Surprisingly Effective managers

Surprisingly Effective tips and tactics for engineering managers working at technology companies

• • •

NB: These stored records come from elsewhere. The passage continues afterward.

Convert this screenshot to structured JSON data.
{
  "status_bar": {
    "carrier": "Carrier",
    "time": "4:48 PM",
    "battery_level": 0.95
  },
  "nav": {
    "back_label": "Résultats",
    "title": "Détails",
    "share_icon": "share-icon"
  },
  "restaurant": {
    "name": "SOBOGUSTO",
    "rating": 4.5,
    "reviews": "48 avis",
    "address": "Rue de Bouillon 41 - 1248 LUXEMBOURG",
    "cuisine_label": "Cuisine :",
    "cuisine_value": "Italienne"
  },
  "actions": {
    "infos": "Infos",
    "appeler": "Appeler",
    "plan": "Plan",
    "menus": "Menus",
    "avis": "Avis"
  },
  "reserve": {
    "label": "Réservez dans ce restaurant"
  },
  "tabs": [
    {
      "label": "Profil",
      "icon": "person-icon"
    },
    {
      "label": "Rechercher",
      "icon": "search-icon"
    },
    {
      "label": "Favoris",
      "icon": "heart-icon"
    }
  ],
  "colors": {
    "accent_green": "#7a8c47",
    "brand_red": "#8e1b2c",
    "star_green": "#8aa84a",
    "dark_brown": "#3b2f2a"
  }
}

  • Leadership keywords
    My current theory of leading software teams and projects has four keywords: Trust: I assume everyone is working to get the job done. They assume I will help them get the job done. This starts off more […]
  • Don’t be spooky
    It’s possibly the best advice for managers I’ve given so far. When you’re communicating with your team, lead with context and reassurance. Never message someone on your team, “let’s talk when you get a minute”. That’s void […]
  • “Rationalize and solve” doesn’t help someone who is venting
    If you’re doing the whole servant leadership thing, you’re gonna hear some people venting frustrations. Yihwan Kim, When a 1:1 turns into a vent session: As an engineering manager, I’m learning that a big part of my […]
  • One priority is like wind in the sails
    It’s true that I can scale myself, teams, and organizations to walk and chew gum at the same time, but it is surprisingly effective to focus on one thing at a time. This is the essence of […]
  • Planning focuses our ideas
    Planning is essential. But, not too much. Mostly in the next 90-day window (with apologies to Michael Pollan). Humans are, with few exceptions, awful at planning. It’s impossible to see the future. We rely on our previous […]
  • Let them go their own way
    A mistake many newly minted (and some experienced) engineering managers (EMs) make is listening to their team (good!), discussing potential solutions and tradeoffs (good!), and then telling them how to solve the problem. Whoops!
  • Hire based on outcomes instead of role descriptions
    The first time I hired someone, I wish I’d known it’s much better to think about the outcomes you’re hiring for. With that in mind, work backwards to the experience and skills required for a person to […]

• • •